Format

Send to

Choose Destination
Gen Hosp Psychiatry. 2014 Nov-Dec;36(6):555-62. doi: 10.1016/j.genhosppsych.2014.05.013. Epub 2014 May 21.

Encouraging and sustaining integration of child mental health into primary care: interviews with primary care providers participating in Project TEACH (CAPES and CAP PC) in NY.

Author information

1
Bassett Research Institute, Bassett Medical Center, Cooperstown, NY, USA. Electronic address: anne.gadomski@bassett.org.
2
Department of Health, Behavior and Society, Johns Hopkins Bloomberg School of Public Health, MD, USA.
3
School of Social Work, University of Southern California, Los Angeles, CA, USA.
4
NYU Child Study Center, Department of Child and Adolescent Psychiatry, New York University, New York, NY, USA.
5
Child and Adolescent Psychiatry Education and Support (CAPES) Program, Four Winds Hospital, Saratoga, NY, USA.
6
Child and Adolescent Psychiatry for Primary Care (CAP PC) Program, Department of Psychiatry, SUNY at Buffalo, Buffalo, NY, USA.

Abstract

OBJECTIVE:

Project Training and Education for the Advancement of Children's Health (TEACH) provides training, consultation and referral support to build child and adolescent mental health (MH) expertise among primary care providers (PCPs). This study describes how TEACH engages PCP, how program components lead to changes in practice and how contextual factors influence sustainability.

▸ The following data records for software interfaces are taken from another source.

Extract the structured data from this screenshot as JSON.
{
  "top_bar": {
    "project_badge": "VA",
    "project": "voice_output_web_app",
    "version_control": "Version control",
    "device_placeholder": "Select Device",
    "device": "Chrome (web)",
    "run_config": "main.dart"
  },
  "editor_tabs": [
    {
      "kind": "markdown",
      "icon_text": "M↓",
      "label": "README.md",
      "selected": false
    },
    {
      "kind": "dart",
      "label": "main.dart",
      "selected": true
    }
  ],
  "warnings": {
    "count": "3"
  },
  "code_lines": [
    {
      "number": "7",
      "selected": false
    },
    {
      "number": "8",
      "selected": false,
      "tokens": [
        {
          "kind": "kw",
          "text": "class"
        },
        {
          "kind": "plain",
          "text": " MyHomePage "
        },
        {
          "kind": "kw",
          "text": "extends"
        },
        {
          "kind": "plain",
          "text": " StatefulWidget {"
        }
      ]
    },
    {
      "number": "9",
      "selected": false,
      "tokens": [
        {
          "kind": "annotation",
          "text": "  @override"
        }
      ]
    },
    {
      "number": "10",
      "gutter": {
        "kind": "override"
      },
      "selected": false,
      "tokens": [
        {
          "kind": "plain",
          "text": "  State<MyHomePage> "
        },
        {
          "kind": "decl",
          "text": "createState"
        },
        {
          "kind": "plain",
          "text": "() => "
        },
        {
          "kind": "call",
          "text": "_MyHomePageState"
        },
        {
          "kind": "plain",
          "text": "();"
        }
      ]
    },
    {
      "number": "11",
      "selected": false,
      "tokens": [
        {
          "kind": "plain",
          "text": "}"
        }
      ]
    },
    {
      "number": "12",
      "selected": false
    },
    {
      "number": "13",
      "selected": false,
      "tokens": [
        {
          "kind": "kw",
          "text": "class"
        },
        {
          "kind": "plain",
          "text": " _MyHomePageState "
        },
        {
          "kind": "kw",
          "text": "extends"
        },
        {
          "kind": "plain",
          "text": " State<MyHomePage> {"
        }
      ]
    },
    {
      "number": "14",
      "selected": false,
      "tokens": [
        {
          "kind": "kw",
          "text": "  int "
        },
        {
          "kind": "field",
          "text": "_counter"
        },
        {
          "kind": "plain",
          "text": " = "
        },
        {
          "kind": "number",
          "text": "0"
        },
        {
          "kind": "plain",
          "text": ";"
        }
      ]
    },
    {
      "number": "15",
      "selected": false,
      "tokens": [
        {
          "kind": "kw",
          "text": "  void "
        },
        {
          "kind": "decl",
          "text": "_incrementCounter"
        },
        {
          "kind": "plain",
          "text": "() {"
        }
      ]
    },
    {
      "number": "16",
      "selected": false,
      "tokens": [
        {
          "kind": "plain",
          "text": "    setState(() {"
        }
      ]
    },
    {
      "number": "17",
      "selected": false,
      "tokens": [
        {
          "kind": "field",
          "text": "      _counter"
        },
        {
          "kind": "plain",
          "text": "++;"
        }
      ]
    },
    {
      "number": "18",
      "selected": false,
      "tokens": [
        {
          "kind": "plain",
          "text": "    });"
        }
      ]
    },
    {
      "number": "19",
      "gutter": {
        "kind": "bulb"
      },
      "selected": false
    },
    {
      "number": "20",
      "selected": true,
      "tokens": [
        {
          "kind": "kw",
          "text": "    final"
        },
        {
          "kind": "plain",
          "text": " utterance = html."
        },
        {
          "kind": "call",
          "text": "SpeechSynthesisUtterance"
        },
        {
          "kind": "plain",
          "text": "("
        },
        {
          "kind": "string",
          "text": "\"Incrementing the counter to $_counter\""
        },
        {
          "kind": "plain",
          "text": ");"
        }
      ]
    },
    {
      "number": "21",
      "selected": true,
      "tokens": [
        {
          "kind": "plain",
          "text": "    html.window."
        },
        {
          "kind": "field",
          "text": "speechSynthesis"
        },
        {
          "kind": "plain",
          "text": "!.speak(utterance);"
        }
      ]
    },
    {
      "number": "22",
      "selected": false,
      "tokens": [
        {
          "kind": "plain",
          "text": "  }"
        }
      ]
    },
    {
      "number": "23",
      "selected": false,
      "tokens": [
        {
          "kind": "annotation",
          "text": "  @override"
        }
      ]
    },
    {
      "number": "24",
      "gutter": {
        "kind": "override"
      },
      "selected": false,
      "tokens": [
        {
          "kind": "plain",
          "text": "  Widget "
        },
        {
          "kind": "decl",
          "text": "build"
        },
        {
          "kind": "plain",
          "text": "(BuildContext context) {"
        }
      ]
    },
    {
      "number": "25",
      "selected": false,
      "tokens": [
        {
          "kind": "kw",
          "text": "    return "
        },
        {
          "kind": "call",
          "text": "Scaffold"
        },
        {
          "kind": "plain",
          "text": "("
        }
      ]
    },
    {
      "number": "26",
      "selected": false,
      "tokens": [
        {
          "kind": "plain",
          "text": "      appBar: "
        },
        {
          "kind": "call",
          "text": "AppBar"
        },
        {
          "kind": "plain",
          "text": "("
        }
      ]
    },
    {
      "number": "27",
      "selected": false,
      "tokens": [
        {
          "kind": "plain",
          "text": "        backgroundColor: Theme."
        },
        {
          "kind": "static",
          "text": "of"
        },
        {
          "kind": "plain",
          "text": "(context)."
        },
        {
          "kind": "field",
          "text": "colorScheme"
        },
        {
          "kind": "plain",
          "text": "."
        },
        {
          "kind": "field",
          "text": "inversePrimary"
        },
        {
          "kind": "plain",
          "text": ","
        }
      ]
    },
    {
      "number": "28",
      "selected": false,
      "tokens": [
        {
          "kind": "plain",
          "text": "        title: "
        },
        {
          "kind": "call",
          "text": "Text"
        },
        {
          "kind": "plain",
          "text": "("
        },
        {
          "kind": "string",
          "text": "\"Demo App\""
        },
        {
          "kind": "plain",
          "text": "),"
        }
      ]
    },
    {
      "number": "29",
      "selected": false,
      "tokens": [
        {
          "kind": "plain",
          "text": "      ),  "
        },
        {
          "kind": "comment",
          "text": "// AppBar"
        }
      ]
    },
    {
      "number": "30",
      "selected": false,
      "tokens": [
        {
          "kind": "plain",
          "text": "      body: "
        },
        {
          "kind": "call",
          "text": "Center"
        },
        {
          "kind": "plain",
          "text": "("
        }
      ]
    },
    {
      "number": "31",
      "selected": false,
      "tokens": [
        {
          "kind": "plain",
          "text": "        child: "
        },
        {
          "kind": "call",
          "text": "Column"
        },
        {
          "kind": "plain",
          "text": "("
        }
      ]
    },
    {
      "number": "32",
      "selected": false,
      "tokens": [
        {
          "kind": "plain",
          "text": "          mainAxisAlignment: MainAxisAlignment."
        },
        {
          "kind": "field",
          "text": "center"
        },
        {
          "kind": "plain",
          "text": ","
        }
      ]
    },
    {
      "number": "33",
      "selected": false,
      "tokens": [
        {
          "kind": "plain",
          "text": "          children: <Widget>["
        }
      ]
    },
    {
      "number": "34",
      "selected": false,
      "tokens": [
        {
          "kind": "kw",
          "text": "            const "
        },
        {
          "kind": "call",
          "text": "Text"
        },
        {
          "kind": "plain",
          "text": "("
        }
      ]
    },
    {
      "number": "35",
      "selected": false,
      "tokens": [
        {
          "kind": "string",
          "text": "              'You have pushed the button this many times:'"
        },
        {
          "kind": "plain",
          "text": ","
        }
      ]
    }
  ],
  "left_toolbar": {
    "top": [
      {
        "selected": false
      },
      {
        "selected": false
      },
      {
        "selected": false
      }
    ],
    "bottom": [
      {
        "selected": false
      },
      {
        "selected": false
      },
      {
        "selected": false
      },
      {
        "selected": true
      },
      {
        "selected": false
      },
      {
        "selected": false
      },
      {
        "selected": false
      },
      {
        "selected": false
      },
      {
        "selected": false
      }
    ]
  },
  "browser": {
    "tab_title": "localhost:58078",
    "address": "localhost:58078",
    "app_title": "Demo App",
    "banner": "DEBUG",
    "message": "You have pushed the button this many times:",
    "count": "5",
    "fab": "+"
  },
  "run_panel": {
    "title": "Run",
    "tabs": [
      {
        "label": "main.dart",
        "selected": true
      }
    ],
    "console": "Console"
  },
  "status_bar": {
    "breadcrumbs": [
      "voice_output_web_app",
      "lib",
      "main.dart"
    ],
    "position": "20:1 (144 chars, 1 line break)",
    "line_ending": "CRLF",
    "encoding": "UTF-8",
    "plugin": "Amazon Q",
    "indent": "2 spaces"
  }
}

METHOD:

Thirty PCPs randomly selected from 139 trained PCPs and 10 PCPs from 143 registered with TEACH but not yet trained completed semistructured interviews. PCP selection utilized purposeful sampling for region, rurality and specialty. Interviews were recorded, transcribed and analyzed using grounded theory.

RESULTS:

PCP participation was facilitated by perceived patient needs, lack of financial and logistic barriers and continuity of PCP-program relationships from training to ongoing consultation. Trained PCPs reported more confidence interacting with families about MH, assessing severity, prescribing medication and developing treatment plans. They were encouraged by satisfying interactions with MH specialists and positive feedback from families. Barriers included difficulties implementing screening, time constraints, competing demands, guarded expectations for patient outcomes and negative impressions of the MH system overall.

CONCLUSIONS:

Programs like TEACH can increase PCP confidence in MH care and promote increased MH treatment in primary care and through collaboration with specialists. Sustainability may depend on the PCP practice context and implementation support.

KEYWORDS:

Child; Integration; Mental health care delivery; Primary care provider training

[Indexed for MEDLINE]
Free PMC Article

Supplemental Content

Full text links

Icon for Elsevier Science Icon for PubMed Central
Loading ...
Support Center